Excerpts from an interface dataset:
■ ■ ■ ■ ■ ■ ■
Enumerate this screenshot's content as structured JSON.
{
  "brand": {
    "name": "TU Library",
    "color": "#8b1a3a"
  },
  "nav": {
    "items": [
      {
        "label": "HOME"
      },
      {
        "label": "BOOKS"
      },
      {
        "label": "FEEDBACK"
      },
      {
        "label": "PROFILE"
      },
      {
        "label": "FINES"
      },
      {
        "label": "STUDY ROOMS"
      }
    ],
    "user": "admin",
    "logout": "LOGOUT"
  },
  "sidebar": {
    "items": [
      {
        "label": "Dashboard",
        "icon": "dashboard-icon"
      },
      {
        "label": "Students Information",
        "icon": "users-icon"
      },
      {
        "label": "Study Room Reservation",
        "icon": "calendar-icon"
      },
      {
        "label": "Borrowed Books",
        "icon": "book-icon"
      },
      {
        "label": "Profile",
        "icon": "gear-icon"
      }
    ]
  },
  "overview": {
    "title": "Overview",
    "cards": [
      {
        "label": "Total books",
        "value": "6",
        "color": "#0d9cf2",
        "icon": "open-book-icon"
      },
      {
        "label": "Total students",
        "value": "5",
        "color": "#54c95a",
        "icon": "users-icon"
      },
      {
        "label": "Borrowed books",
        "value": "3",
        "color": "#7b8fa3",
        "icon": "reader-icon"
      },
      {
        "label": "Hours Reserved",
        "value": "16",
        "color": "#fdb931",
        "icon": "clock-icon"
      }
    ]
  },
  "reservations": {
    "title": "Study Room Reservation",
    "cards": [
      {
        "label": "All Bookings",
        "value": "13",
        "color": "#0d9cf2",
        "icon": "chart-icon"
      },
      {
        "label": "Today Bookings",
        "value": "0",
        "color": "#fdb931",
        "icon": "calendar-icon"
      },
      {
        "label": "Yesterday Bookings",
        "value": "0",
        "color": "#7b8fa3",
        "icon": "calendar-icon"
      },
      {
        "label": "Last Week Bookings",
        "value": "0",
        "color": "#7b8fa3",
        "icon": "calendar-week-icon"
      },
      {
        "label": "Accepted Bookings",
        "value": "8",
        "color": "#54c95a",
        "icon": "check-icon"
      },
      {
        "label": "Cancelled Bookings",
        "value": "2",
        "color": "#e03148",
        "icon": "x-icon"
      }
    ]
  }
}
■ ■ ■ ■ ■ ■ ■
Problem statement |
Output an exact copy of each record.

Your response |
Enumerate this screenshot's content as structured JSON.
{
  "brand": {
    "name": "TU Library",
    "color": "#8b1a3a"
  },
  "nav": {
    "items": [
      {
        "label": "HOME"
      },
      {
        "label": "BOOKS"
      },
      {
        "label": "FEEDBACK"
      },
      {
        "label": "PROFILE"
      },
      {
        "label": "FINES"
      },
      {
        "label": "STUDY ROOMS"
      }
    ],
    "user": "admin",
    "logout": "LOGOUT"
  },
  "sidebar": {
    "items": [
      {
        "label": "Dashboard",
        "icon": "dashboard-icon"
      },
      {
        "label": "Students Information",
        "icon": "users-icon"
      },
      {
        "label": "Study Room Reservation",
        "icon": "calendar-icon"
      },
      {
        "label": "Borrowed Books",
        "icon": "book-icon"
      },
      {
        "label": "Profile",
        "icon": "gear-icon"
      }
    ]
  },
  "overview": {
    "title": "Overview",
    "cards": [
      {
        "label": "Total books",
        "value": "6",
        "color": "#0d9cf2",
        "icon": "open-book-icon"
      },
      {
        "label": "Total students",
        "value": "5",
        "color": "#54c95a",
        "icon": "users-icon"
      },
      {
        "label": "Borrowed books",
        "value": "3",
        "color": "#7b8fa3",
        "icon": "reader-icon"
      },
      {
        "label": "Hours Reserved",
        "value": "16",
        "color": "#fdb931",
        "icon": "clock-icon"
      }
    ]
  },
  "reservations": {
    "title": "Study Room Reservation",
    "cards": [
      {
        "label": "All Bookings",
        "value": "13",
        "color": "#0d9cf2",
        "icon": "chart-icon"
      },
      {
        "label": "Today Bookings",
        "value": "0",
        "color": "#fdb931",
        "icon": "calendar-icon"
      },
      {
        "label": "Yesterday Bookings",
        "value": "0",
        "color": "#7b8fa3",
        "icon": "calendar-icon"
      },
      {
        "label": "Last Week Bookings",
        "value": "0",
        "color": "#7b8fa3",
        "icon": "calendar-week-icon"
      },
      {
        "label": "Accepted Bookings",
        "value": "8",
        "color": "#54c95a",
        "icon": "check-icon"
      },
      {
        "label": "Cancelled Bookings",
        "value": "2",
        "color": "#e03148",
        "icon": "x-icon"
      }
    ]
  }
}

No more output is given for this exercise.